Their brilliant centerfielder, Jacoby Ellsbury, may have saved their season with a two-out, 14th inning, 3-run homer that beat the Yankees last night, but even so, they cling to a 1-game lead over Tampa Bay and the paranoia in Bean Town is palpable. Their starting pitching is in tatters, their dugout demeanor has been deflated and defeated.

On Saturday, the horror of this September that they opened with a 9-game Wild Card lead, was in abundant display as Red Sox leftfield bust, Carl Crawford, botched a line-drive out that led to a pair of 2nd-inning runs, followed shortly thereafter by a Derek Jeter 3-run blast that put the Bosox hopelessly behind 6-0. Carl Crawford was supposed to be one of their free-agent saviors after the Washington Nationals unexpectedly stole the guy they wanted, former Phillies outfielder Jayson Werth, in an off-season acquisition.

Aside from accidently screwing the Red Sox by forcing them to pick up Crawford, the Nationals have had a good old time over the past couple of weeks derailing hopes and planting doubts in otherwise, really good baseball teams. They took four games from the Phillies in Philadelphia after the Phils had clinched the division. Oh, big deal, you say, the games were meaningless. Yes, but that set the stage for baseball’s best team to go into an 8-game slide they finally ended Sunday. Probably not the way you want to go into the playoffs.

And the Nats took two out of three this weekend from the Atlanta Braves who are vying with the Red Sox for an almost equally disastrous National League epic collapse.

Getting the last three outs in a baseball game is a famously difficult task. Getting the final victories at the close of baseball’s marathon 162-game season is even more difficult. White knuckles and fear seem to overwhelm the emotions of normally rational and competitive men.

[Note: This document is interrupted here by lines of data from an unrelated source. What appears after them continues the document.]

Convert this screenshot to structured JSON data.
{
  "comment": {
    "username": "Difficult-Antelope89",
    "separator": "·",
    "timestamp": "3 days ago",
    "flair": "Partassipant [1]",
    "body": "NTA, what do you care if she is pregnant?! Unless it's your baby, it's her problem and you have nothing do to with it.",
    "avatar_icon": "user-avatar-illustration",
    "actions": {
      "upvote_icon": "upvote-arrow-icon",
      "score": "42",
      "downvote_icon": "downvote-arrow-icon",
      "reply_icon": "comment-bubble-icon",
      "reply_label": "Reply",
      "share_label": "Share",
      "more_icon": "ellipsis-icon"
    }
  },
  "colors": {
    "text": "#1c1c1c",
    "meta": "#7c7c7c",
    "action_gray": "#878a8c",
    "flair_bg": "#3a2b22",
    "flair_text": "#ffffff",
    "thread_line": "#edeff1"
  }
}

For perspective, here in Washington, D.C., we are immensely proud that our baseball team is about to finish in third place in their division. We are ecstatic that our football team has started the season with two victories and we appear to be on the road to a .500 season. For all those Phillies, Braves and Red Sox/Patriots fans accustomed to the rarefied air of constant success- this week in sports is proving that, at the very least, you should be really grateful your teams are even in the position of disappointing you.